DATASET RECORDS START

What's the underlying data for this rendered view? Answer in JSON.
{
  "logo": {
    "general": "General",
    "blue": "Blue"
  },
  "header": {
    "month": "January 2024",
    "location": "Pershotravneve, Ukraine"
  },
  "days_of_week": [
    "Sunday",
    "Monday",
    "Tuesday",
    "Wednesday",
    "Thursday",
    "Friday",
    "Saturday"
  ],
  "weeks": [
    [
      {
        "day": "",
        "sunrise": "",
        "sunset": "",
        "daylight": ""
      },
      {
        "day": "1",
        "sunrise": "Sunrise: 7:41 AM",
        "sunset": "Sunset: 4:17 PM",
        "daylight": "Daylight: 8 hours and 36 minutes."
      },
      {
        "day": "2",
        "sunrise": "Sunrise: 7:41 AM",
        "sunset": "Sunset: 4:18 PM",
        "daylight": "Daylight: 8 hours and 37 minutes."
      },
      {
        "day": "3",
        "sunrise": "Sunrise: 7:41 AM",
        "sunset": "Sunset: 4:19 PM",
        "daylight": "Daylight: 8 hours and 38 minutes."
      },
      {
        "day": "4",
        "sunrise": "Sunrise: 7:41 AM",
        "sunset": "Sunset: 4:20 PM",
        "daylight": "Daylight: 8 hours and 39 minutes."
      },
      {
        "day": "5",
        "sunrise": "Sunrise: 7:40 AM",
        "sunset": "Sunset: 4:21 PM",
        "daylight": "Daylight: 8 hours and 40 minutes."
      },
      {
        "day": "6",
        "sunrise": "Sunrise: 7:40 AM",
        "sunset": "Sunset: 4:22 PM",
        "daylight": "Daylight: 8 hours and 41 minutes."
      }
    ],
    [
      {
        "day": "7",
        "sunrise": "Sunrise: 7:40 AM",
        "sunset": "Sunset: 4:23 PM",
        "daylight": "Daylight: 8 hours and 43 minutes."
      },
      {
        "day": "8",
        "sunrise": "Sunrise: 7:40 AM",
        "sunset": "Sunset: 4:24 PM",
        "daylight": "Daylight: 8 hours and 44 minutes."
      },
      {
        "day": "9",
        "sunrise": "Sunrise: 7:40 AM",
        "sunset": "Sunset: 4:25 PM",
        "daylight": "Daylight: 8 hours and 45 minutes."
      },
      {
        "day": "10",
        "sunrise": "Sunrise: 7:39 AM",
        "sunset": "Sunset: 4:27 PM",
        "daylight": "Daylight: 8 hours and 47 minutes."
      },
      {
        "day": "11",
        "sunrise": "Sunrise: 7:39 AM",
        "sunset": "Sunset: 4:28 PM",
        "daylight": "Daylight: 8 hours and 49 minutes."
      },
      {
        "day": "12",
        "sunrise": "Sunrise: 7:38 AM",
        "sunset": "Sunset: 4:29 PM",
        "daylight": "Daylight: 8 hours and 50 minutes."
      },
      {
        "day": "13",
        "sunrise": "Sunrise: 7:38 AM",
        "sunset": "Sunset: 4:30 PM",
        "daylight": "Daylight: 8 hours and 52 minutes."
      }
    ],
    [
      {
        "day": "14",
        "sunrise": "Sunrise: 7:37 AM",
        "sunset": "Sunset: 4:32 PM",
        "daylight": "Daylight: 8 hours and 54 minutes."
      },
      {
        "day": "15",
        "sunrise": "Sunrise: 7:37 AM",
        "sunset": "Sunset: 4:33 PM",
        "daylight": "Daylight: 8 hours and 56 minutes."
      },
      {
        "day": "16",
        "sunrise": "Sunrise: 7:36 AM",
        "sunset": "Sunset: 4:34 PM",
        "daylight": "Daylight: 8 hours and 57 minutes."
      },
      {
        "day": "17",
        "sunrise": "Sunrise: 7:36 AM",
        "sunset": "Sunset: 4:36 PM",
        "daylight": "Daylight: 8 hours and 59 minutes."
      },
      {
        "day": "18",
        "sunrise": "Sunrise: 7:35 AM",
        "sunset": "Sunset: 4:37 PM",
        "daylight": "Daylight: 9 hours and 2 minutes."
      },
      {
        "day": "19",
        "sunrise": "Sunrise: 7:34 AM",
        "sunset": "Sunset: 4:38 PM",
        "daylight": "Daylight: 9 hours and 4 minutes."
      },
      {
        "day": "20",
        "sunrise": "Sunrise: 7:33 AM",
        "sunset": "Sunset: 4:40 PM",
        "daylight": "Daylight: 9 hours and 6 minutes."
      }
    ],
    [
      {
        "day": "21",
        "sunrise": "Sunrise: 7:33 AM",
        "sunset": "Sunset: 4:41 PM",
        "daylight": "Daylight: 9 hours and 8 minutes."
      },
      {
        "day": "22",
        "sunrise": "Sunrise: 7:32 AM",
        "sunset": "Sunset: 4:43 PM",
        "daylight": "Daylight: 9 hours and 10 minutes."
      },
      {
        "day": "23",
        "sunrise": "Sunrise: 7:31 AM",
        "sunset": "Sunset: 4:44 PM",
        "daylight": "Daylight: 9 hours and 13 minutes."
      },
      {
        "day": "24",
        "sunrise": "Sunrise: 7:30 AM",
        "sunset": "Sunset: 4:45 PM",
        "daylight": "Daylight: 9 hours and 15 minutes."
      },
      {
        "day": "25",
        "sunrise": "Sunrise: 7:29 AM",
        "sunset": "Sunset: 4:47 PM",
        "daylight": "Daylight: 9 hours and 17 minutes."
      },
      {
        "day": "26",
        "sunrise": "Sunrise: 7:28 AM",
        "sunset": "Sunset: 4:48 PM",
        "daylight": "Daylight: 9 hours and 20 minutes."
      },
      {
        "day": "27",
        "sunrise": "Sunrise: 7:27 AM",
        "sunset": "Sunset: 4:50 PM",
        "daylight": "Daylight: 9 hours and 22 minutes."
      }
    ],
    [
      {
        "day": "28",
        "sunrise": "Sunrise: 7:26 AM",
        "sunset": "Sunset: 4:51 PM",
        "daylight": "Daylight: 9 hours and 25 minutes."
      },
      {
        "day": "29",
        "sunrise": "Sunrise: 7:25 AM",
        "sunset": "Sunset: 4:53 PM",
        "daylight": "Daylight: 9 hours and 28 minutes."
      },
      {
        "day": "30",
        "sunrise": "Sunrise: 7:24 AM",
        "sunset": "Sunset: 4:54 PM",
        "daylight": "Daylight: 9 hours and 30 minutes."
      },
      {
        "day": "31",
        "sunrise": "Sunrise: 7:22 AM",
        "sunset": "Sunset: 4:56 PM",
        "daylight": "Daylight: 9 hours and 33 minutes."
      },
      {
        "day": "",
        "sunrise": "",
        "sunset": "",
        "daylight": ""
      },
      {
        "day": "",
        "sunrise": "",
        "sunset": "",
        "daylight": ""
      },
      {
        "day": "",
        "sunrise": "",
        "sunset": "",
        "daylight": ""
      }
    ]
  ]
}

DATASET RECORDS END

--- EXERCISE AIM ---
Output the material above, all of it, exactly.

--- EXERCISE RESPONSE ---
What's the underlying data for this rendered view? Answer in JSON.
{
  "logo": {
    "general": "General",
    "blue": "Blue"
  },
  "header": {
    "month": "January 2024",
    "location": "Pershotravneve, Ukraine"
  },
  "days_of_week": [
    "Sunday",
    "Monday",
    "Tuesday",
    "Wednesday",
    "Thursday",
    "Friday",
    "Saturday"
  ],
  "weeks": [
    [
      {
        "day": "",
        "sunrise": "",
        "sunset": "",
        "daylight": ""
      },
      {
        "day": "1",
        "sunrise": "Sunrise: 7:41 AM",
        "sunset": "Sunset: 4:17 PM",
        "daylight": "Daylight: 8 hours and 36 minutes."
      },
      {
        "day": "2",
        "sunrise": "Sunrise: 7:41 AM",
        "sunset": "Sunset: 4:18 PM",
        "daylight": "Daylight: 8 hours and 37 minutes."
      },
      {
        "day": "3",
        "sunrise": "Sunrise: 7:41 AM",
        "sunset": "Sunset: 4:19 PM",
        "daylight": "Daylight: 8 hours and 38 minutes."
      },
      {
        "day": "4",
        "sunrise": "Sunrise: 7:41 AM",
        "sunset": "Sunset: 4:20 PM",
        "daylight": "Daylight: 8 hours and 39 minutes."
      },
      {
        "day": "5",
        "sunrise": "Sunrise: 7:40 AM",
        "sunset": "Sunset: 4:21 PM",
        "daylight": "Daylight: 8 hours and 40 minutes."
      },
      {
        "day": "6",
        "sunrise": "Sunrise: 7:40 AM",
        "sunset": "Sunset: 4:22 PM",
        "daylight": "Daylight: 8 hours and 41 minutes."
      }
    ],
    [
      {
        "day": "7",
        "sunrise": "Sunrise: 7:40 AM",
        "sunset": "Sunset: 4:23 PM",
        "daylight": "Daylight: 8 hours and 43 minutes."
      },
      {
        "day": "8",
        "sunrise": "Sunrise: 7:40 AM",
        "sunset": "Sunset: 4:24 PM",
        "daylight": "Daylight: 8 hours and 44 minutes."
      },
      {
        "day": "9",
        "sunrise": "Sunrise: 7:40 AM",
        "sunset": "Sunset: 4:25 PM",
        "daylight": "Daylight: 8 hours and 45 minutes."
      },
      {
        "day": "10",
        "sunrise": "Sunrise: 7:39 AM",
        "sunset": "Sunset: 4:27 PM",
        "daylight": "Daylight: 8 hours and 47 minutes."
      },
      {
        "day": "11",
        "sunrise": "Sunrise: 7:39 AM",
        "sunset": "Sunset: 4:28 PM",
        "daylight": "Daylight: 8 hours and 49 minutes."
      },
      {
        "day": "12",
        "sunrise": "Sunrise: 7:38 AM",
        "sunset": "Sunset: 4:29 PM",
        "daylight": "Daylight: 8 hours and 50 minutes."
      },
      {
        "day": "13",
        "sunrise": "Sunrise: 7:38 AM",
        "sunset": "Sunset: 4:30 PM",
        "daylight": "Daylight: 8 hours and 52 minutes."
      }
    ],
    [
      {
        "day": "14",
        "sunrise": "Sunrise: 7:37 AM",
        "sunset": "Sunset: 4:32 PM",
        "daylight": "Daylight: 8 hours and 54 minutes."
      },
      {
        "day": "15",
        "sunrise": "Sunrise: 7:37 AM",
        "sunset": "Sunset: 4:33 PM",
        "daylight": "Daylight: 8 hours and 56 minutes."
      },
      {
        "day": "16",
        "sunrise": "Sunrise: 7:36 AM",
        "sunset": "Sunset: 4:34 PM",
        "daylight": "Daylight: 8 hours and 57 minutes."
      },
      {
        "day": "17",
        "sunrise": "Sunrise: 7:36 AM",
        "sunset": "Sunset: 4:36 PM",
        "daylight": "Daylight: 8 hours and 59 minutes."
      },
      {
        "day": "18",
        "sunrise": "Sunrise: 7:35 AM",
        "sunset": "Sunset: 4:37 PM",
        "daylight": "Daylight: 9 hours and 2 minutes."
      },
      {
        "day": "19",
        "sunrise": "Sunrise: 7:34 AM",
        "sunset": "Sunset: 4:38 PM",
        "daylight": "Daylight: 9 hours and 4 minutes."
      },
      {
        "day": "20",
        "sunrise": "Sunrise: 7:33 AM",
        "sunset": "Sunset: 4:40 PM",
        "daylight": "Daylight: 9 hours and 6 minutes."
      }
    ],
    [
      {
        "day": "21",
        "sunrise": "Sunrise: 7:33 AM",
        "sunset": "Sunset: 4:41 PM",
        "daylight": "Daylight: 9 hours and 8 minutes."
      },
      {
        "day": "22",
        "sunrise": "Sunrise: 7:32 AM",
        "sunset": "Sunset: 4:43 PM",
        "daylight": "Daylight: 9 hours and 10 minutes."
      },
      {
        "day": "23",
        "sunrise": "Sunrise: 7:31 AM",
        "sunset": "Sunset: 4:44 PM",
        "daylight": "Daylight: 9 hours and 13 minutes."
      },
      {
        "day": "24",
        "sunrise": "Sunrise: 7:30 AM",
        "sunset": "Sunset: 4:45 PM",
        "daylight": "Daylight: 9 hours and 15 minutes."
      },
      {
        "day": "25",
        "sunrise": "Sunrise: 7:29 AM",
        "sunset": "Sunset: 4:47 PM",
        "daylight": "Daylight: 9 hours and 17 minutes."
      },
      {
        "day": "26",
        "sunrise": "Sunrise: 7:28 AM",
        "sunset": "Sunset: 4:48 PM",
        "daylight": "Daylight: 9 hours and 20 minutes."
      },
      {
        "day": "27",
        "sunrise": "Sunrise: 7:27 AM",
        "sunset": "Sunset: 4:50 PM",
        "daylight": "Daylight: 9 hours and 22 minutes."
      }
    ],
    [
      {
        "day": "28",
        "sunrise": "Sunrise: 7:26 AM",
        "sunset": "Sunset: 4:51 PM",
        "daylight": "Daylight: 9 hours and 25 minutes."
      },
      {
        "day": "29",
        "sunrise": "Sunrise: 7:25 AM",
        "sunset": "Sunset: 4:53 PM",
        "daylight": "Daylight: 9 hours and 28 minutes."
      },
      {
        "day": "30",
        "sunrise": "Sunrise: 7:24 AM",
        "sunset": "Sunset: 4:54 PM",
        "daylight": "Daylight: 9 hours and 30 minutes."
      },
      {
        "day": "31",
        "sunrise": "Sunrise: 7:22 AM",
        "sunset": "Sunset: 4:56 PM",
        "daylight": "Daylight: 9 hours and 33 minutes."
      },
      {
        "day": "",
        "sunrise": "",
        "sunset": "",
        "daylight": ""
      },
      {
        "day": "",
        "sunrise": "",
        "sunset": "",
        "daylight": ""
      },
      {
        "day": "",
        "sunrise": "",
        "sunset": "",
        "daylight": ""
      }
    ]
  ]
}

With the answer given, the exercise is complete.